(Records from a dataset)
== Segment start ==

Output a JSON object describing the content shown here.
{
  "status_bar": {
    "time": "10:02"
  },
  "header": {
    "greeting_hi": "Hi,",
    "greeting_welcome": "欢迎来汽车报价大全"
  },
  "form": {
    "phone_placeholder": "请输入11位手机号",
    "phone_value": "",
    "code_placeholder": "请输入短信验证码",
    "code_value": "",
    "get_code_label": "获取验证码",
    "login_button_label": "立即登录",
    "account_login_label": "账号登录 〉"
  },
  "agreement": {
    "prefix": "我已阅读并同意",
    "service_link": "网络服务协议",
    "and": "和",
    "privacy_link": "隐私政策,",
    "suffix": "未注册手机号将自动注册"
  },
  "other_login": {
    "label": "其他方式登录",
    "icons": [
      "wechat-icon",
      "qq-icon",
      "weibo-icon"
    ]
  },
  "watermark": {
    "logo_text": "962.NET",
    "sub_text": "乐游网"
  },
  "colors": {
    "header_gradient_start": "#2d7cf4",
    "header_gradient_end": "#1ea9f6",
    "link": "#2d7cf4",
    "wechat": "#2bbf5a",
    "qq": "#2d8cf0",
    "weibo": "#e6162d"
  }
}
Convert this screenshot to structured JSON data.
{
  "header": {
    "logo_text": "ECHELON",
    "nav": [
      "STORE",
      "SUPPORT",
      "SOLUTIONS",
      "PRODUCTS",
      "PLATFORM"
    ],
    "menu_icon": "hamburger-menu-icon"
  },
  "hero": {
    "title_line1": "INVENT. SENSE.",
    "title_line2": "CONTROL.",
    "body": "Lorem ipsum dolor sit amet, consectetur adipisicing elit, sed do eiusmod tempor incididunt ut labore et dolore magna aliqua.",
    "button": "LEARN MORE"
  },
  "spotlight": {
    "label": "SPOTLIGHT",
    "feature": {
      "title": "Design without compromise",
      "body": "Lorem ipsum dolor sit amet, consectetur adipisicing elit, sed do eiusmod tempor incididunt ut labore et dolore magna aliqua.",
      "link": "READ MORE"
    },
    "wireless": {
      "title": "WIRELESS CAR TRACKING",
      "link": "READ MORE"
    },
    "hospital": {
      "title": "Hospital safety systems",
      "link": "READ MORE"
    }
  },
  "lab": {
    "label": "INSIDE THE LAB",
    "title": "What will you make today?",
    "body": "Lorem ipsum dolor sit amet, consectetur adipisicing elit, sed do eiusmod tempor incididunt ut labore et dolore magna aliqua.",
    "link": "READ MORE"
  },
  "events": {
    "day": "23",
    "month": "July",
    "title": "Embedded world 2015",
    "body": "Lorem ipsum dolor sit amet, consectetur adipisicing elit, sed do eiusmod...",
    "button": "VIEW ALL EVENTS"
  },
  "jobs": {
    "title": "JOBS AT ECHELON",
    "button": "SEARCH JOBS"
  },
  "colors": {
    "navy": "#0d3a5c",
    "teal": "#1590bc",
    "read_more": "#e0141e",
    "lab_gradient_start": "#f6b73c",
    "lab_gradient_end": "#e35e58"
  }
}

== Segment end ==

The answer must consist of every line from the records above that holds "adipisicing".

    "body": "Lorem ipsum dolor sit amet, consectetur adipisicing elit, sed do eiusmod tempor incididunt ut labore et dolore magna aliqua.",
      "body": "Lorem ipsum dolor sit amet, consectetur adipisicing elit, sed do eiusmod tempor incididunt ut labore et dolore magna aliqua.",
    "body": "Lorem ipsum dolor sit amet, consectetur adipisicing elit, sed do eiusmod tempor incididunt ut labore et dolore magna aliqua.",
    "body": "Lorem ipsum dolor sit amet, consectetur adipisicing elit, sed do eiusmod...",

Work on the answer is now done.